“Viola Cook’s death was in keeping with the stark tragedy of her life. Neighbors noticed that no smoke had come from her chimney for a day or two, and when they broke in they found her on the bathroom floor, where she had died of heart failure.”
If that sounds to you like the stuff of terrific drama — Eugene O’Neill would agree. His 1918 one-act, Ile, concerns Captain David Keeney and his wife, Annie, aboard the whaler Atlantic Queen, out of Homeport and stuck in the Arctic. The two-year tour for which the crew signed up is just now ending, but there is no end in sight, even though the water to the south is clear enough to sail.

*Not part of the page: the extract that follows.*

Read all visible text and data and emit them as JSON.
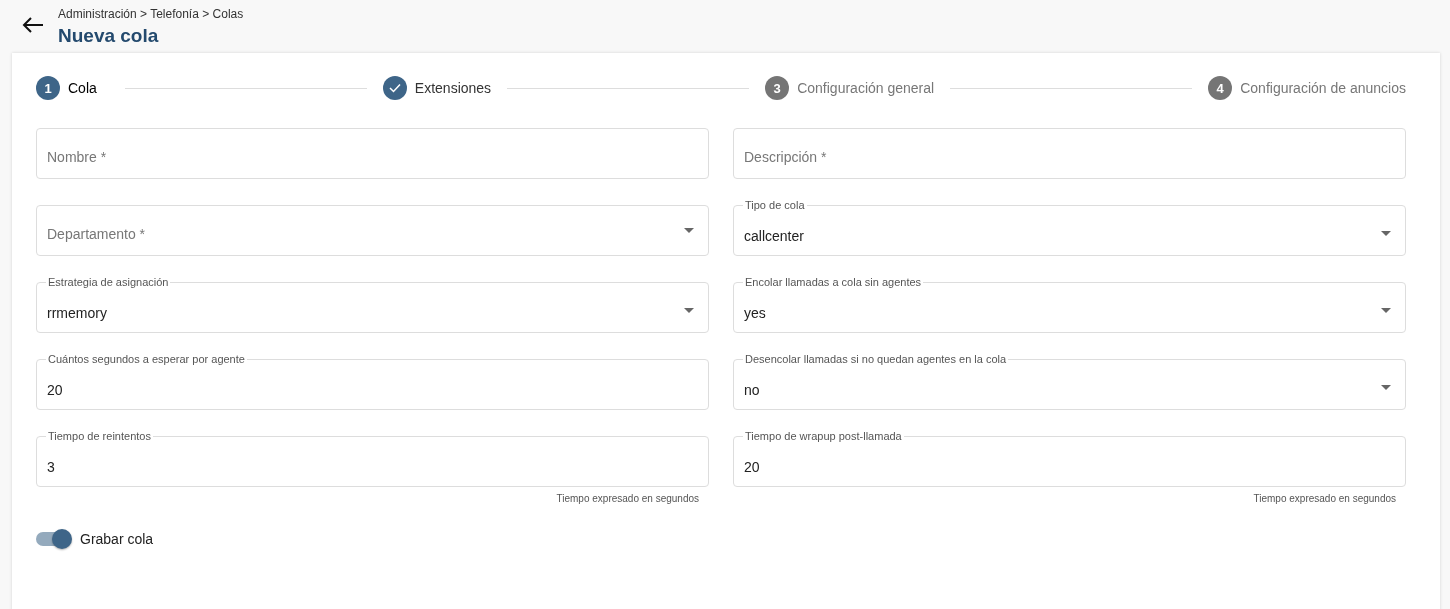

There is nothing but ice to the north, where Keeney is still bound to go on his hunt for oil (“ile”). After the captain and his mate put down a brief mutiny, Annie pleads with him to turn around. “If I don’t get away from here, out of this terrible ship, I’ll go mad!” she says. “Take me home, David! I can’t think any more. I feel as if the cold and the silence were crushing down on my brain. I’m afraid. Take me home!”
“It’s June now. The lilacs will be all in bloom in the front yard — and the climbing roses on the trellis to the side of the house — they’re budding.”
For a moment, Captain Keeney relents and promises her that, yes, he will change course to the south. Just then, the second mate bursts in with news that the ice is breaking up to the north and whales have been spotted beyond. Instantly, the captain reverses himself. After he leaves the cabin, she cries his name, begins to laugh hysterically and sits to play an old hymn on the ship’s organ. Despite his imploring, she never says another word. The stage direction says, “Her fingers move faster and faster and she is playing wildly and discordantly as the curtain falls.”
In 1909, Captain Cook commissioned a 125-foot brigantine (a two master with a square-rigged foremast) and named her the Viola. It was aboard the Viola that he took his last trip in 1916. [Lot No. 184.]
¶ Last updated on 21 January 2018.
Provincetown’s Historic Cemeteries and Memorials, Key G-24, Page 7.